Anne Proffit, Special to Motorsport.com
In the midst of her first season in NHRA Full Throttle Drag Racing Series Funny Car competition, rookie Alexis DeJoria is having a true learning experience.
Fresh from the Lucas Oil Sportsman Top Alcohol Funny Car ranks, where she earned her first victory in 2011 at Seattle, DeJoria finds herself in a hard battle to build a team in conjunction with Kalitta Motorsports, stay in the Top 10 and qualify for the Countdown to the Championship that begins after the Mac Tools U.S. Nationals on Labor Day weekend.
Having a week off between races - and following a grueling three-stop Western Swing - DeJoria took advantage of an opportunity not everyone can handle. She boarded a plane for Boise, Idaho so she could get a ride-along in an F-15 fighter jet. With a father who spent time in the Navy, DeJoria has always had an interest in the military. The dream of riding in a jet - even as she caught the drag racing bug and spent the past seven years working her way toward the Funny Car ranks - never went away. DeJoria even has an F-15 tattoo on her right forearm.

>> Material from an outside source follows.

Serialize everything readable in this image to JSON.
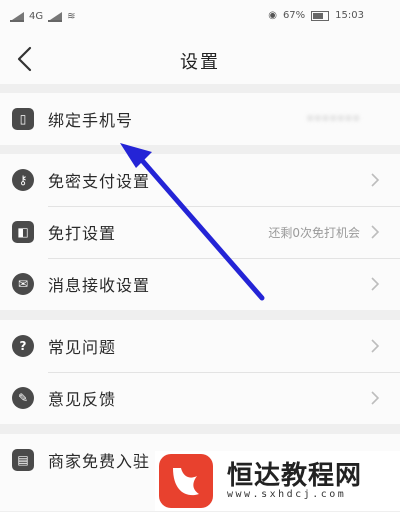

There's a little history here: DeJoria met the Thunder Bolts, the 389th Fighter Squadron at Mountain Home Air Force Base during the Las Vegas round of racing in the fall of 2010. She had "Stealth Motorsports" on the side of her rig and that caught the squadron's attention; they became friendly. It took almost two years to set up the process for the ride-along at their base, but this week it came true.
DeJoria is only the second civilian to earn a ride-along with this squadron, having to get an okay from the entire wing at Mountain Home AF Base. Her request then moved to public affairs and eventually the base commander had to sign off on the proposal before going higher in the Air Force food chain. Final approval comes from the Air Combat Commander, a 4-star general who sits under the Joints Chief of Staff for the Air Force.
They really let me feel the full effect of what these jets are capable of, including a vertical takeoff, formation maneuvers, pulling 8.4g's...
It was worth the wait: "Going to Mountain Home Air Force Base was two years in the making and it was an unbelievable honor to ride in an F-15 Strike Eagle - very few get a chance to and I feel so grateful that I was able to have this incredible opportunity."
Before being allowed into the second seat of the fighter jet, DeJoria had to undergo several hours of rigorous training, including a pre-flight physical. After learning how to operate a hanging harness and how to eject if necessary, DeJoria was introduced to the jet, which had served as a front line fighter in Afghanistan a year prior.
Her pilot "Suspect" took the plane "Shogun 11" from tarmac to 20,000 feet in about five seconds at about 600 mph, double DeJoria's customary 1,000-foot speed. Once airborne, they quickly went into a vertical and then rolled inverted. DeJoria enjoyed several loops, low altitude passes and barrel rolls. She was shown the basic handling of the plane, its maneuverability as well as fighter maneuver break turns. She admitted that when the plane pulled to 8.4g's for a few seconds it was extremely intense.
Breaking the sound barrier early in the flight, she was told afterwards the maximum speeds reached during her flight were greater than twice the speed of sound. The pilot let her control the plane for a bit as they burned more than 23,000 pounds of av-gas during the hour-long trip.
Once back on land, DeJoria emerged, pumped with adrenaline and smiling broadly. "They really let me feel the full effect of what these jets are capable of, including a vertical takeoff, formation maneuvers, pulling 8.4 g's and they also allowed me to fly it for about 25 minutes. I was amazed and so grateful - this was an absolute dream come true."
The entire Thunder Bolts squadron joined DeJoria after the flight and presented her with a flag that had flown on the 10th anniversary of 9/11 during a combat mission. "I'm so proud to be affiliated with the Thunder Bolts," an emotional DeJoria declared. "I have so much appreciation for their job and service to their country. The incredible high level of training and professionalism they demonstrate is just unreal."
Now that she's had all this fun - and given the Thunder Bolts a nice selection of Patron spirits for their bar - DeJoria needs to get back to her day job and attempt to move up in the Funny Car standings. With only two races remaining to qualify for the Countdown, she's in 13th place, 153 points behind current 10th place qualifier and 15-time champion John Force. Reigning champ Matt Hagan and veteran Tim Wilkerson lie ahead of the rookie on the points table.
DeJoria's next opportunity to put her skills - those she already had and some she may have picked up from the Thunder Bolts - comes next week during the 31st Lucas Oil Nationals in Brainerd, Minn.